Mrs. Schwan submitted one of my stories to a regional contest. It didn’t win, but for the first time I thought about making a living with words and saw how revision improved my writing. She took the work so seriously that she once called me at home to address a plot flaw, just like a real editor. I am thankful for that, and how she never assumed that because my character committed suicide, the story was a cry for help. (It wasn’t.)
At Mount Union College, David Ragosin and John Bienz left their marks. The former introduced me to William Zinsser’s “On Writing Well,” one of a handful of books I regularly return to for inspiration, and he once told me I had the makings of a good college professor. My career didn’t go in that direction, but the words did — and do — mean a lot.
Dr. Bienz had such a quiet and unprepossessing manner that he put students, many of whom were secretly terrified of literature at the collegiate level, at ease. While he delivered effective lectures, he was a master of eliciting responses, both in class and on the printed page. I especially remember his Shakespeare class, where instead of a final paper, we performed “A Midsummer Night’s Dream” for elementary students. I was the fairy Puck, likely because of my long hair and effeminate build. (Both are victims of my forties.)
If imitation is the sincerest form of flattery, I flattered the heck out of Dr. Bienz my first few years as a teacher, modeling my delivery on his. These days, I’ve found my own voice, but am still largely influenced by his technique.
Like most people, I am the sum total of the efforts of dozens of professionals, from Ms. Meese, the kindergarten teacher who introduced me to the Letter People, through Penny Arnold, an Ashland University professor who made me re-examine my grading methods as a practicing educator.
Even teachers whose subjects aren’t of great interest or whose styles are not inspirational make an impression. When they are passionate about their subjects, it leaves a mark. When they are not, that too speaks volumes.
If our lives are books, teachers occupy a large chunk of the acknowledgments, along with the standard tagline that while they provide a wealth of insight and information, we ourselves are responsible for any errors in fact.

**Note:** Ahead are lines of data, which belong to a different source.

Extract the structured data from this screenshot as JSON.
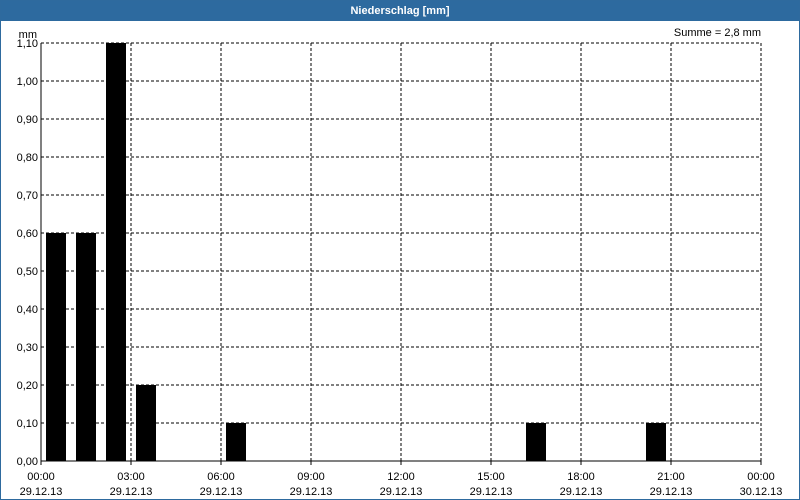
{
  "window": {
    "title": "Niederschlag [mm]"
  },
  "colors": {
    "titlebar": "#2d6a9f",
    "bars": "#000000",
    "grid": "#000000"
  },
  "chart_data": {
    "type": "bar",
    "title": "Niederschlag [mm]",
    "ylabel": "mm",
    "annotation": "Summe = 2,8 mm",
    "ylim": [
      0,
      1.1
    ],
    "grid": true,
    "y_ticks": [
      "0,00",
      "0,10",
      "0,20",
      "0,30",
      "0,40",
      "0,50",
      "0,60",
      "0,70",
      "0,80",
      "0,90",
      "1,00",
      "1,10"
    ],
    "x_ticks": [
      {
        "time": "00:00",
        "date": "29.12.13"
      },
      {
        "time": "03:00",
        "date": "29.12.13"
      },
      {
        "time": "06:00",
        "date": "29.12.13"
      },
      {
        "time": "09:00",
        "date": "29.12.13"
      },
      {
        "time": "12:00",
        "date": "29.12.13"
      },
      {
        "time": "15:00",
        "date": "29.12.13"
      },
      {
        "time": "18:00",
        "date": "29.12.13"
      },
      {
        "time": "21:00",
        "date": "29.12.13"
      },
      {
        "time": "00:00",
        "date": "30.12.13"
      }
    ],
    "bars": [
      {
        "hour": 0,
        "value": 0.6
      },
      {
        "hour": 1,
        "value": 0.6
      },
      {
        "hour": 2,
        "value": 1.1
      },
      {
        "hour": 3,
        "value": 0.2
      },
      {
        "hour": 6,
        "value": 0.1
      },
      {
        "hour": 16,
        "value": 0.1
      },
      {
        "hour": 20,
        "value": 0.1
      }
    ]
  }
}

“I am a part of all that I have met,” says Ulysses in Tennyson’s poem of the same name. This is especially true of teachers, whose impact lasts far beyond the final school bell and, indeed, tolls throughout our lives.
@cschillig on Twitter
Originally published May 9, 2013, in The Alliance Review.